Results from a new study by the Insurance Institute for Highway Safety (IIHS) show that new lane departure systems help prevent accidents. More and more new cars are built with these systems, although sometimes only as options.
The research organization reports:
Results of the new study indicate that lane departure warning lowers rates of single-vehicle, sideswipe and head-on crashes of all severities by 11 percent and lowers the rates of injury crashes of the same types by 21 percent. That means that if all passenger vehicles had been equipped with lane departure warning, nearly 85,000 police-reported crashes and more than 55,000 injuries would have been prevented in 2015.
The option many car companies have to include the technology is not cheap. Chevy charges $1,275 for a set of options called its “Premium Confidence Package” that can be added to its Impala sedan.
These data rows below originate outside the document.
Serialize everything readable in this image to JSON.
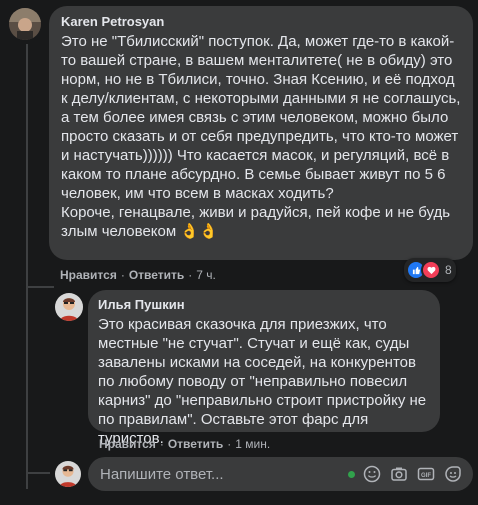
{
  "comment": {
    "author": "Karen Petrosyan",
    "text": "Это не \"Тбилисский\" поступок. Да, может где-то в какой-то вашей стране, в вашем менталитете( не в обиду) это норм, но не в Тбилиси, точно. Зная Ксению, и её подход к делу/клиентам, с некоторыми данными я не соглашусь, а тем более имея связь с этим человеком, можно было просто сказать и от себя предупредить, что кто-то может и настучать)))))) Что касается масок, и регуляций, всё в каком то плане абсурдно. В семье бывает живут по 5 6 человек, им что всем в масках ходить?\nКороче, генацвале, живи и радуйся, пей кофе и не будь злым человеком 👌👌",
    "like": "Нравится",
    "reply": "Ответить",
    "time": "7 ч.",
    "reaction_count": "8"
  },
  "reply": {
    "author": "Илья Пушкин",
    "text": "Это красивая сказочка для приезжих, что местные \"не стучат\". Стучат и ещё как, суды завалены исками на соседей, на конкурентов по любому поводу от \"неправильно повесил карниз\" до \"неправильно строит пристройку не по правилам\". Оставьте этот фарс для туристов.",
    "like": "Нравится",
    "reply": "Ответить",
    "time": "1 мин."
  },
  "composer": {
    "placeholder": "Напишите ответ..."
  },
  "colors": {
    "background": "#18191a",
    "bubble": "#3a3b3c",
    "text": "#e4e6eb",
    "secondary": "#b0b3b8",
    "like_blue": "#2078f4",
    "love_red": "#f33e58",
    "online_green": "#31a24c"
  },
  "icons": [
    "like-icon",
    "love-icon",
    "emoji-icon",
    "camera-icon",
    "gif-icon",
    "sticker-icon",
    "online-dot-icon"
  ]
}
This includes adaptive cruise control, a forward collision warning, lane departure warnings and special tires. The Mercedes C300 offers an option called “Premium Driver Assistance” for $3,300. This includes lane departure technology, blind spot assistance, speed limit assistance and pedestrian and cross-traffic warnings.
Jessica Cicchino, IIHS vice president for research, said:
This is the first evidence that lane departure warning is working to prevent crashes of passenger vehicles on U.S. roads. Given the large number of fatal crashes that involve unintentional lane departures, technology aimed at preventing them has the potential to save a lot of lives.
Models tested came from General Motors, Honda, Mazda, Mercedes-Benz, Subaru and Volvo.
Among the issues the study may raise is whether these technologies will become standard equipment on cars, and not expensive add-ons. This eventually would put it in the category of seat belts and antilock brakes. Given the number of lives that could be potentially saved, it would be a shame if all cars did not carry the technology.